Messages that highlight the deadly consequences of texting while driving but don’t limit a person’s freedom to choose their behavior may be the best way to convince people to stop texting behind the wheel.
Citing the grim statistics alone should be enough to convince people to stop texting and driving, but that doesn’t always work. More than eight people are killed and 1,161 are injured each day in crashes reported to involve a distracted driver, according to the Center for Disease Control and Prevention. Drivers in their 20s make up 25% of distracted drivers in fatal crashes.
The new study finds “death awareness” does play a significant role in promoting the adoption of texting and driving prevention behavior. When individuals were primed with reminders of their mortality and the potential consequences of their actions, they were more likely to indicate that they would refrain from texting while driving and adopt safer behaviors behind the wheel.
The findings also indicate that reactance—or the resistance to being persuaded or controlled—played a paradoxical role in texting-and-driving prevention. When individuals were primed to experience reactance and exhibited initial resistance to prevention messages, researchers found death awareness effectively reduced those individuals’ resistance and positively influenced their behavior.
“When you message people about behaviors that could harm their health, you want to be careful not to induce reactance by using terms that imply they have no choice because that could trigger resistance,” says Zachary Massey, an assistant professor of science communication and strategic communication at the University of Missouri School of Journalism and coauthor on the study published in Risk Analysis. “And if there’s resistance, they might reject the message.”
Crafting prevention messages to warn people about threats to their well-being is tricky—even if the statistics about the health threat appear dire, Massey says. Convincing drivers—especially young drivers—to stop texting and driving is no different.
Massey’s experimental study examined how young adults respond to different versions of a preventative health message that combines two psychological factors that influence individual behavior—death awareness and reactance.
Reactance is especially profound in teenagers and young adults, who often resist attempts to change their behavior.
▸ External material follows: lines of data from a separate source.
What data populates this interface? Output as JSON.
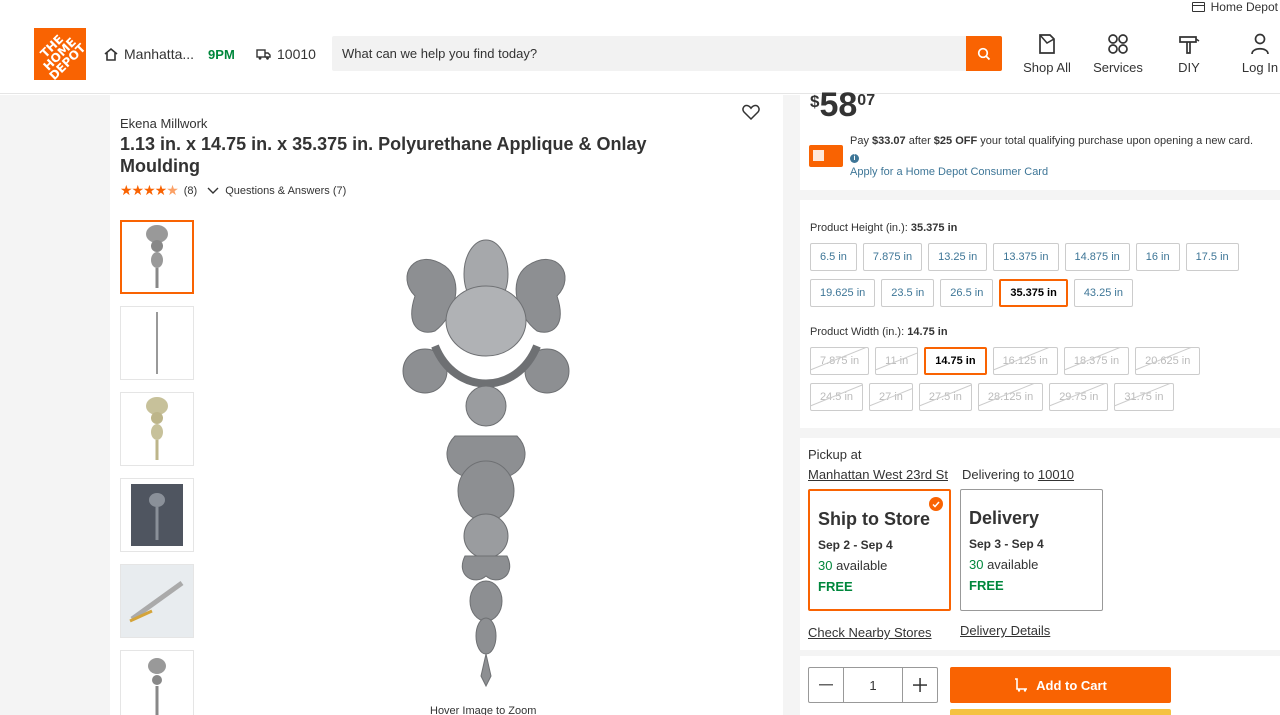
{
  "header": {
    "top_link": "Home Depot",
    "logo_text": "THE HOME DEPOT",
    "store_name": "Manhatta...",
    "store_close": "9PM",
    "zip": "10010",
    "search_placeholder": "What can we help you find today?",
    "nav": [
      {
        "label": "Shop All",
        "icon": "shop-all-icon"
      },
      {
        "label": "Services",
        "icon": "services-icon"
      },
      {
        "label": "DIY",
        "icon": "diy-hammer-icon"
      },
      {
        "label": "Log In",
        "icon": "user-icon"
      }
    ],
    "accent_color": "#f96302"
  },
  "product": {
    "brand": "Ekena Millwork",
    "title": "1.13 in. x 14.75 in. x 35.375 in. Polyurethane Applique & Onlay Moulding",
    "rating_count": "(8)",
    "rating_value": 4.5,
    "qa_label": "Questions & Answers (7)",
    "hover_text": "Hover Image to Zoom"
  },
  "price": {
    "currency": "$",
    "dollars": "58",
    "cents": "07"
  },
  "promo": {
    "line_a": "Pay ",
    "amount": "$33.07",
    "line_b": " after ",
    "discount": "$25 OFF",
    "line_c": " your total qualifying purchase upon opening a new card.",
    "link": "Apply for a Home Depot Consumer Card"
  },
  "height_option": {
    "label": "Product Height (in.):",
    "value": "35.375 in",
    "options": [
      {
        "label": "6.5 in",
        "state": "normal"
      },
      {
        "label": "7.875 in",
        "state": "normal"
      },
      {
        "label": "13.25 in",
        "state": "normal"
      },
      {
        "label": "13.375 in",
        "state": "normal"
      },
      {
        "label": "14.875 in",
        "state": "normal"
      },
      {
        "label": "16 in",
        "state": "normal"
      },
      {
        "label": "17.5 in",
        "state": "normal"
      },
      {
        "label": "19.625 in",
        "state": "normal"
      },
      {
        "label": "23.5 in",
        "state": "normal"
      },
      {
        "label": "26.5 in",
        "state": "normal"
      },
      {
        "label": "35.375 in",
        "state": "selected"
      },
      {
        "label": "43.25 in",
        "state": "normal"
      }
    ]
  },
  "width_option": {
    "label": "Product Width (in.):",
    "value": "14.75 in",
    "options": [
      {
        "label": "7.875 in",
        "state": "disabled"
      },
      {
        "label": "11 in",
        "state": "disabled"
      },
      {
        "label": "14.75 in",
        "state": "selected"
      },
      {
        "label": "16.125 in",
        "state": "disabled"
      },
      {
        "label": "18.375 in",
        "state": "disabled"
      },
      {
        "label": "20.625 in",
        "state": "disabled"
      },
      {
        "label": "24.5 in",
        "state": "disabled"
      },
      {
        "label": "27 in",
        "state": "disabled"
      },
      {
        "label": "27.5 in",
        "state": "disabled"
      },
      {
        "label": "28.125 in",
        "state": "disabled"
      },
      {
        "label": "29.75 in",
        "state": "disabled"
      },
      {
        "label": "31.75 in",
        "state": "disabled"
      }
    ]
  },
  "fulfillment": {
    "pickup_label": "Pickup at",
    "store_link": "Manhattan West 23rd St",
    "delivering_label": "Delivering to ",
    "delivering_zip": "10010",
    "ship": {
      "title": "Ship to Store",
      "dates": "Sep 2 - Sep 4",
      "avail_num": "30",
      "avail_txt": " available",
      "cost": "FREE"
    },
    "delivery": {
      "title": "Delivery",
      "dates": "Sep 3 - Sep 4",
      "avail_num": "30",
      "avail_txt": " available",
      "cost": "FREE"
    },
    "check_stores": "Check Nearby Stores",
    "delivery_details": "Delivery Details"
  },
  "cart": {
    "quantity": "1",
    "minus": "—",
    "plus": "+",
    "add_label": "Add to Cart"
  }
}
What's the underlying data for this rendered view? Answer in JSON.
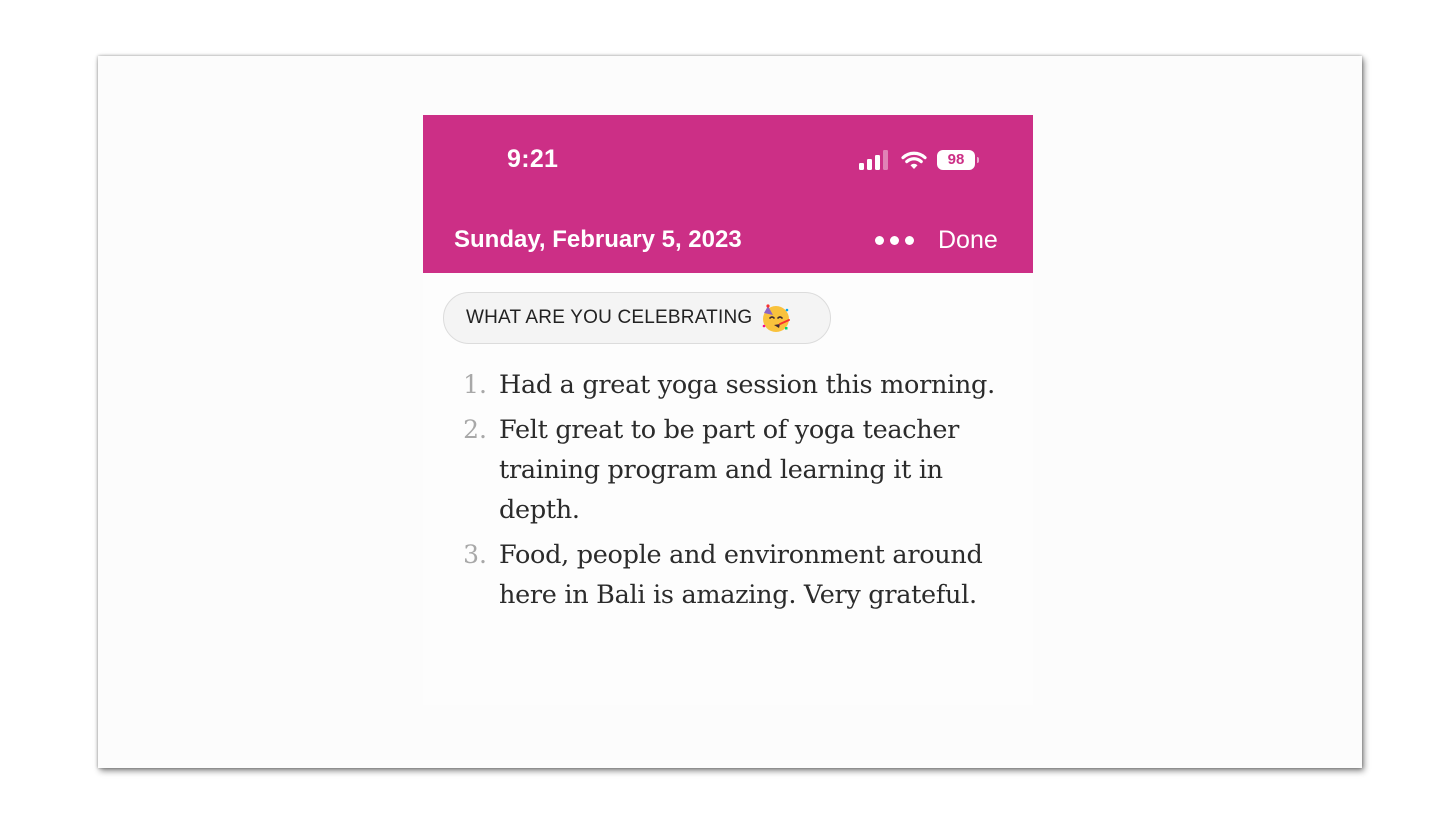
{
  "status_bar": {
    "time": "9:21",
    "battery": "98"
  },
  "colors": {
    "header_bg": "#cc2f86",
    "page_bg": "#fdfdfd",
    "number_color": "#a8a8a8",
    "text_color": "#2b2b2b"
  },
  "icons": {
    "signal": "signal-icon",
    "wifi": "wifi-icon",
    "battery": "battery-icon",
    "more": "more-icon",
    "emoji": "partying-face-icon"
  },
  "header": {
    "date": "Sunday, February 5, 2023",
    "done_label": "Done"
  },
  "prompt": {
    "label": "WHAT ARE YOU CELEBRATING"
  },
  "entries": [
    {
      "number": "1.",
      "text": "Had a great yoga session this morning."
    },
    {
      "number": "2.",
      "text": "Felt great to be part of yoga teacher training program and learning it in depth."
    },
    {
      "number": "3.",
      "text": "Food, people and environment around here in Bali is amazing. Very grateful."
    }
  ]
}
It can reappear at other stages in life as well.
The experiment used a comprehensive approach, combining survey data, experimental scenarios, and statistical analysis to gain insights into the factors influencing how people respond to texting-and-driving messages.
The researchers recruited 208 participants between the ages of 18 and 31 and randomly assigned them to write a short essay either about their death or about experiencing dental pain.
Participants then read different versions of texting-and-driving prevention messages adapted from governmental websites. One version of the message threatened participants’ behavioral freedom to choose—”There’s really no choice when it comes to preventing texting and driving: You simply have to do it!”—and the other version supported participants freedom to choose—”You have a choice when it comes to texting and driving: Avoid texting and driving whenever you can!”
Participants who wrote about their death and then read the message supporting their behavioral choice showed the strongest indication of changing their texting behavior while driving, providing a possible avenue for practitioners that must communicate deadly consequences of health behaviors to people who may be resistant to those messages.
“This is tricky, tricky ground to work on,” Massey says. “We have to tell people about something they might not want to hear that could have deadly ramifications if they don’t listen to what we’re saying. But if we warn people and threaten their behavior to choose, it could backfire. We have to warn people about deadly threats, but we need to figure out how to frame that information so they will listen.”
Elena Bessarabova, assistant professor in the communications department at the University of Oklahoma, is coauthor of the study.
Source: University of Missouri